### [Data records]
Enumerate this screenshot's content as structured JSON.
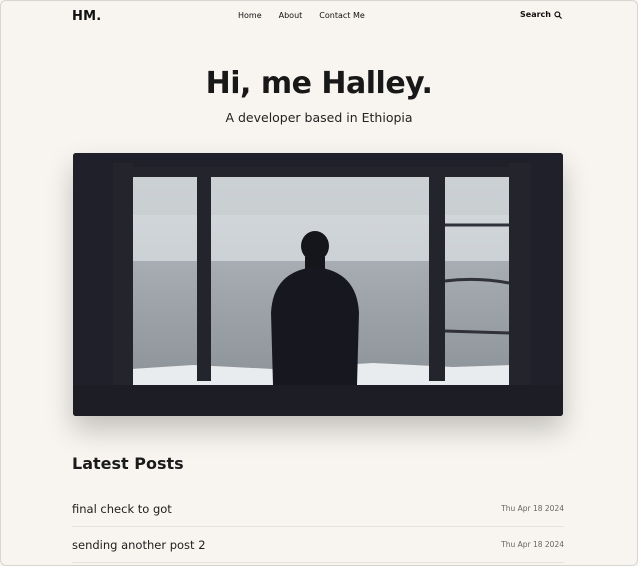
{
  "header": {
    "logo": "HM.",
    "nav": [
      "Home",
      "About",
      "Contact Me"
    ],
    "search_label": "Search"
  },
  "hero": {
    "title": "Hi, me Halley.",
    "subtitle": "A developer based in Ethiopia"
  },
  "posts": {
    "heading": "Latest Posts",
    "items": [
      {
        "title": "final check to got",
        "date": "Thu Apr 18 2024"
      },
      {
        "title": "sending another post 2",
        "date": "Thu Apr 18 2024"
      }
    ]
  },
  "colors": {
    "background": "#f8f5f0",
    "text": "#1b1b1b",
    "image_frame": "#1d1e26"
  },
  "icons": {
    "search": "search-icon"
  }
}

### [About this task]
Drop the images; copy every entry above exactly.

### [Answer for this exercise]
Enumerate this screenshot's content as structured JSON.
{
  "header": {
    "logo": "HM.",
    "nav": [
      "Home",
      "About",
      "Contact Me"
    ],
    "search_label": "Search"
  },
  "hero": {
    "title": "Hi, me Halley.",
    "subtitle": "A developer based in Ethiopia"
  },
  "posts": {
    "heading": "Latest Posts",
    "items": [
      {
        "title": "final check to got",
        "date": "Thu Apr 18 2024"
      },
      {
        "title": "sending another post 2",
        "date": "Thu Apr 18 2024"
      }
    ]
  },
  "colors": {
    "background": "#f8f5f0",
    "text": "#1b1b1b",
    "image_frame": "#1d1e26"
  },
  "icons": {
    "search": "search-icon"
  }
}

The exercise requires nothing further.